In one of the most anticipated fashion shows of the last decade, Belgian designer Raf Simons refreshes Christian Dior's iconic "New Look" in his debut for their Fall 2012 Haute Couture collection. Merging his low-key industrial design aesthetic he refined at Jil Sander with Dior's classic silhouettes, Simons sets to define not just the Dior brand, but the purpose of Haute Couture through a reset of design expectations within the exclusive community. Gone are the old Dior's flamboyant exaggerations under Galliano, replaced with a brilliant focus on structured forms intended to define a woman at a more basic level, while still maintaining couture construction sensibilities and luxe appeal.
The press release enclosed below provides more information on Simons approach to this collection.
In his debut Haute Couture collection for Christian Dior Raf Simons, Christian Dior’s Creative Director, analyses the codes found in the clothing designs of Christian Dior himself during his time at the house of Dior. This marks the foundations of the house itself in the current collection.
“Mr Dior was a supreme architect of pattern,” says Simons. “He could construct something so perfect and yet he would often throw in a gesture on purpose to break that perfection. He would make what he did human for the wearer. You could tell he loved women in that way, in that incredible gestural way.”
Raf Simons takes the codes of Mr Dior and transposes them to make the Haute Couture dynamic. For instance he takes the architectural symbolism of ‘the Bar’, the silhouette most often related to the idea of Christian Dior’s ‘New Look’, and shifts the jacket’s construction into other garments. At times he displaces that architectural construction to other parts of the body. Such architectural motifs abound in the collection, themselves becoming gestural marks of the current Creative Director.

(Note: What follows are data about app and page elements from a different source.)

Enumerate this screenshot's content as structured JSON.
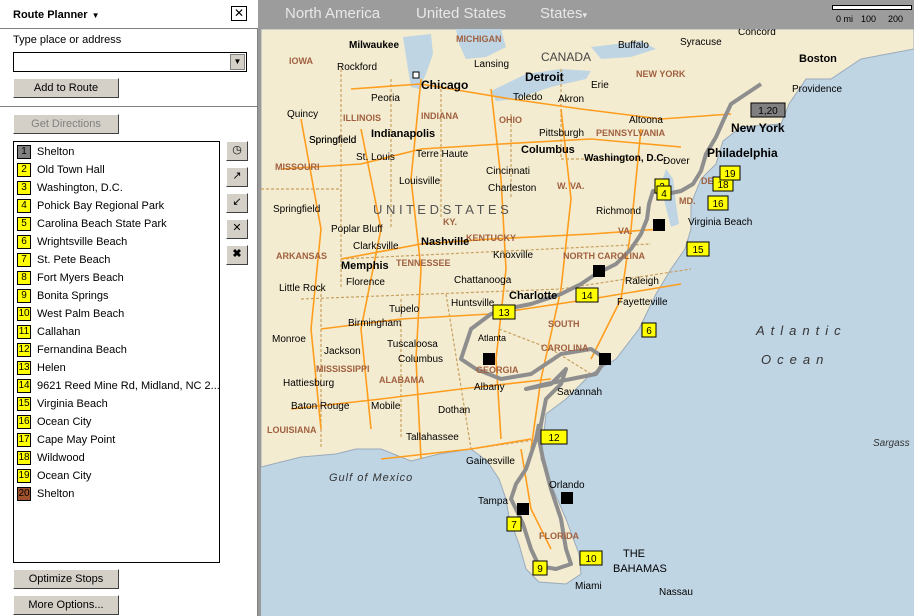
{
  "panel": {
    "title": "Route Planner",
    "close_glyph": "✕",
    "address_label": "Type place or address",
    "address_value": "",
    "add_button": "Add to Route",
    "directions_button": "Get Directions",
    "optimize_button": "Optimize Stops",
    "more_button": "More Options...",
    "tool_icons": [
      "clock-icon",
      "move-up-icon",
      "move-down-icon",
      "remove-stop-icon",
      "clear-route-icon"
    ],
    "stops": [
      {
        "num": "1",
        "name": "Shelton",
        "color": "#808080"
      },
      {
        "num": "2",
        "name": "Old Town Hall",
        "color": "#ffff00"
      },
      {
        "num": "3",
        "name": "Washington, D.C.",
        "color": "#ffff00"
      },
      {
        "num": "4",
        "name": "Pohick Bay Regional Park",
        "color": "#ffff00"
      },
      {
        "num": "5",
        "name": "Carolina Beach State Park",
        "color": "#ffff00"
      },
      {
        "num": "6",
        "name": "Wrightsville Beach",
        "color": "#ffff00"
      },
      {
        "num": "7",
        "name": "St. Pete Beach",
        "color": "#ffff00"
      },
      {
        "num": "8",
        "name": "Fort Myers Beach",
        "color": "#ffff00"
      },
      {
        "num": "9",
        "name": "Bonita Springs",
        "color": "#ffff00"
      },
      {
        "num": "10",
        "name": "West Palm Beach",
        "color": "#ffff00"
      },
      {
        "num": "11",
        "name": "Callahan",
        "color": "#ffff00"
      },
      {
        "num": "12",
        "name": "Fernandina Beach",
        "color": "#ffff00"
      },
      {
        "num": "13",
        "name": "Helen",
        "color": "#ffff00"
      },
      {
        "num": "14",
        "name": "9621 Reed Mine Rd, Midland, NC 2...",
        "color": "#ffff00"
      },
      {
        "num": "15",
        "name": "Virginia Beach",
        "color": "#ffff00"
      },
      {
        "num": "16",
        "name": "Ocean City",
        "color": "#ffff00"
      },
      {
        "num": "17",
        "name": "Cape May Point",
        "color": "#ffff00"
      },
      {
        "num": "18",
        "name": "Wildwood",
        "color": "#ffff00"
      },
      {
        "num": "19",
        "name": "Ocean City",
        "color": "#ffff00"
      },
      {
        "num": "20",
        "name": "Shelton",
        "color": "#a0522d"
      }
    ]
  },
  "map": {
    "breadcrumb": [
      "North America",
      "United States",
      "States"
    ],
    "scale_labels": [
      "0 mi",
      "100",
      "200"
    ],
    "colors": {
      "land": "#f4ecd0",
      "water": "#bfd5e4",
      "road": "#ff9d1e",
      "route": "#8e8e8e",
      "border": "#c8a060"
    },
    "water_labels": [
      "Atlantic",
      "Ocean",
      "Gulf of Mexico",
      "Sargass"
    ],
    "country_labels": [
      "CANADA",
      "U N I T E D   S T A T E S",
      "THE",
      "BAHAMAS"
    ],
    "state_labels": [
      "MICHIGAN",
      "IOWA",
      "ILLINOIS",
      "INDIANA",
      "OHIO",
      "PENNSYLVANIA",
      "NEW YORK",
      "MISSOURI",
      "KENTUCKY",
      "W. VA.",
      "VA.",
      "TENNESSEE",
      "NORTH CAROLINA",
      "ARKANSAS",
      "SOUTH",
      "CAROLINA",
      "MISSISSIPPI",
      "ALABAMA",
      "GEORGIA",
      "LOUISIANA",
      "FLORIDA",
      "KY.",
      "MD.",
      "DEL."
    ],
    "cities_major": [
      "Chicago",
      "Detroit",
      "Philadelphia",
      "New York",
      "Boston",
      "Washington, D.C.",
      "Nashville",
      "Memphis",
      "Charlotte",
      "Columbus",
      "Indianapolis",
      "Atlanta"
    ],
    "cities": [
      "Milwaukee",
      "Rockford",
      "Lansing",
      "Toledo",
      "Akron",
      "Erie",
      "Buffalo",
      "Syracuse",
      "Concord",
      "Providence",
      "Peoria",
      "Quincy",
      "Springfield",
      "St. Louis",
      "Terre Haute",
      "Louisville",
      "Cincinnati",
      "Charleston",
      "Pittsburgh",
      "Altoona",
      "Dover",
      "Richmond",
      "Virginia Beach",
      "Knoxville",
      "Raleigh",
      "Fayetteville",
      "Chattanooga",
      "Huntsville",
      "Poplar Bluff",
      "Clarksville",
      "Florence",
      "Tupelo",
      "Birmingham",
      "Little Rock",
      "Monroe",
      "Jackson",
      "Tuscaloosa",
      "Columbus",
      "Albany",
      "Hattiesburg",
      "Mobile",
      "Baton Rouge",
      "Dothan",
      "Tallahassee",
      "Savannah",
      "Gainesville",
      "Orlando",
      "Tampa",
      "Miami",
      "Nassau",
      "Springfield",
      "Springfield"
    ],
    "markers": [
      {
        "label": "1,20",
        "style": "gray"
      },
      {
        "label": "2",
        "style": "yellow"
      },
      {
        "label": "4",
        "style": "yellow"
      },
      {
        "label": "16",
        "style": "yellow"
      },
      {
        "label": "18",
        "style": "yellow"
      },
      {
        "label": "19",
        "style": "yellow"
      },
      {
        "label": "15",
        "style": "yellow"
      },
      {
        "label": "14",
        "style": "yellow"
      },
      {
        "label": "13",
        "style": "yellow"
      },
      {
        "label": "6",
        "style": "yellow"
      },
      {
        "label": "12",
        "style": "yellow"
      },
      {
        "label": "7",
        "style": "yellow"
      },
      {
        "label": "9",
        "style": "yellow"
      },
      {
        "label": "10",
        "style": "yellow"
      }
    ]
  }
}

This is one of the ways Christian Dior’s ‘Flower Women’ (the way Mr Dior himself referred to his ‘New Look’ silhouettes and attitude, betraying his flower obsession), become contemporary in the collection; the architecture of flowers is analysed in a different way for the contemporary world. As can be observed in the set – almost a metaphor for the collection as a whole – it is away from the traditional symbol of the couture bouquet to something akin to a more stripped linear construction, not just about decoration but actual architecture. It is a reinforcing of the idea of Christian Dior’s architectural approach in the construction of his clothing, together with the natural, human element, and an intense, new use of colour.
Perhaps the contemporary flower woman is seen at her clearest in the dissected ball-gown silhouettes. Starting with the pattern of a ball-gown from the archives, the original silhouette is sliced and shortened to form a short dress or a top to be worn with simple black cigarette pants. The upper half of the silhouette remains the same, untouched, the bottom half stresses the way we live now.
“Couture is not only about working on the shape the attitude and the colour in a new way,” states Raf Simons. “The Haute Couture collection is also about working on new forms with the industry that is related to Couture as a whole, working with them in a new way. It is an established industry with craftspeople that are beyond compare, but it is not just about reaching for a typical satin duchesse, a silk or tulle but the development of new fabrications and new forms with them.”